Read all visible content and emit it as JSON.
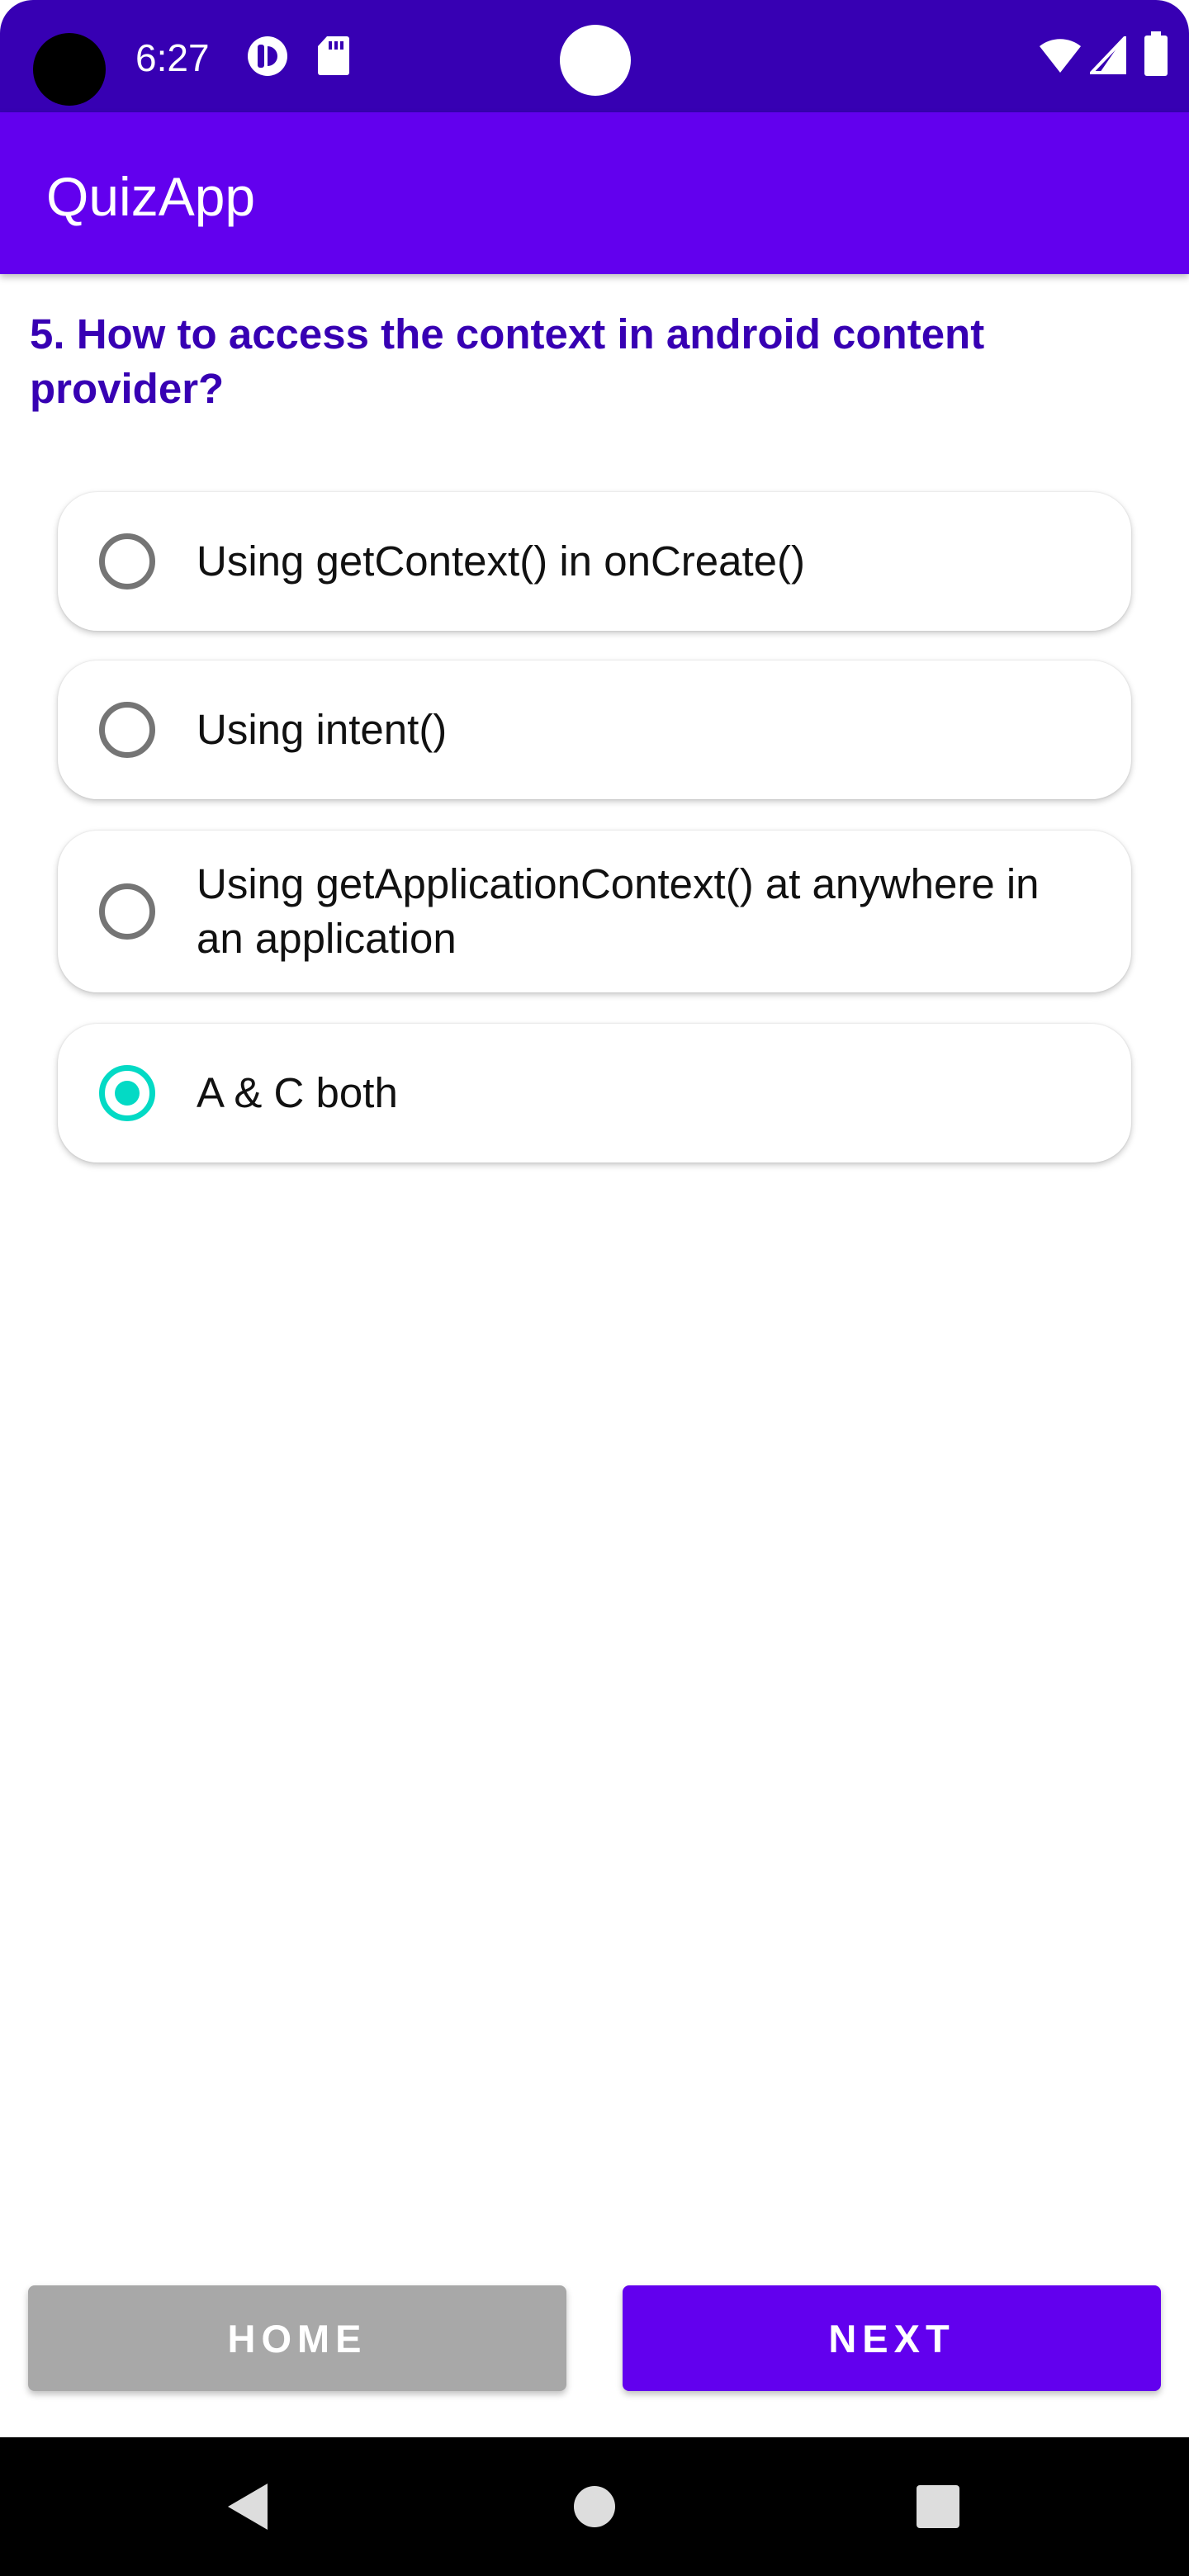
{
  "status_bar": {
    "time": "6:27",
    "icons": [
      "media-icon",
      "sd-card-icon",
      "wifi-icon",
      "signal-icon",
      "battery-icon"
    ]
  },
  "app_bar": {
    "title": "QuizApp"
  },
  "question": {
    "text": "5. How to access the context in android content provider?"
  },
  "options": [
    {
      "label": "Using getContext() in onCreate()",
      "selected": false
    },
    {
      "label": "Using intent()",
      "selected": false
    },
    {
      "label": "Using getApplicationContext() at anywhere in an application",
      "selected": false
    },
    {
      "label": "A & C both",
      "selected": true
    }
  ],
  "buttons": {
    "home_label": "HOME",
    "next_label": "NEXT"
  },
  "nav_bar": {
    "icons": [
      "back-icon",
      "home-icon",
      "recents-icon"
    ]
  },
  "colors": {
    "status_bar": "#3700b3",
    "app_bar": "#6200ee",
    "question_text": "#3700b3",
    "radio_selected": "#03dac5",
    "home_button": "#a8a8a8",
    "next_button": "#6200ee"
  }
}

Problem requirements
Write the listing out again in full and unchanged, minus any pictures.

Answer section
Read all visible content and emit it as JSON.
{
  "status_bar": {
    "time": "6:27",
    "icons": [
      "media-icon",
      "sd-card-icon",
      "wifi-icon",
      "signal-icon",
      "battery-icon"
    ]
  },
  "app_bar": {
    "title": "QuizApp"
  },
  "question": {
    "text": "5. How to access the context in android content provider?"
  },
  "options": [
    {
      "label": "Using getContext() in onCreate()",
      "selected": false
    },
    {
      "label": "Using intent()",
      "selected": false
    },
    {
      "label": "Using getApplicationContext() at anywhere in an application",
      "selected": false
    },
    {
      "label": "A & C both",
      "selected": true
    }
  ],
  "buttons": {
    "home_label": "HOME",
    "next_label": "NEXT"
  },
  "nav_bar": {
    "icons": [
      "back-icon",
      "home-icon",
      "recents-icon"
    ]
  },
  "colors": {
    "status_bar": "#3700b3",
    "app_bar": "#6200ee",
    "question_text": "#3700b3",
    "radio_selected": "#03dac5",
    "home_button": "#a8a8a8",
    "next_button": "#6200ee"
  }
}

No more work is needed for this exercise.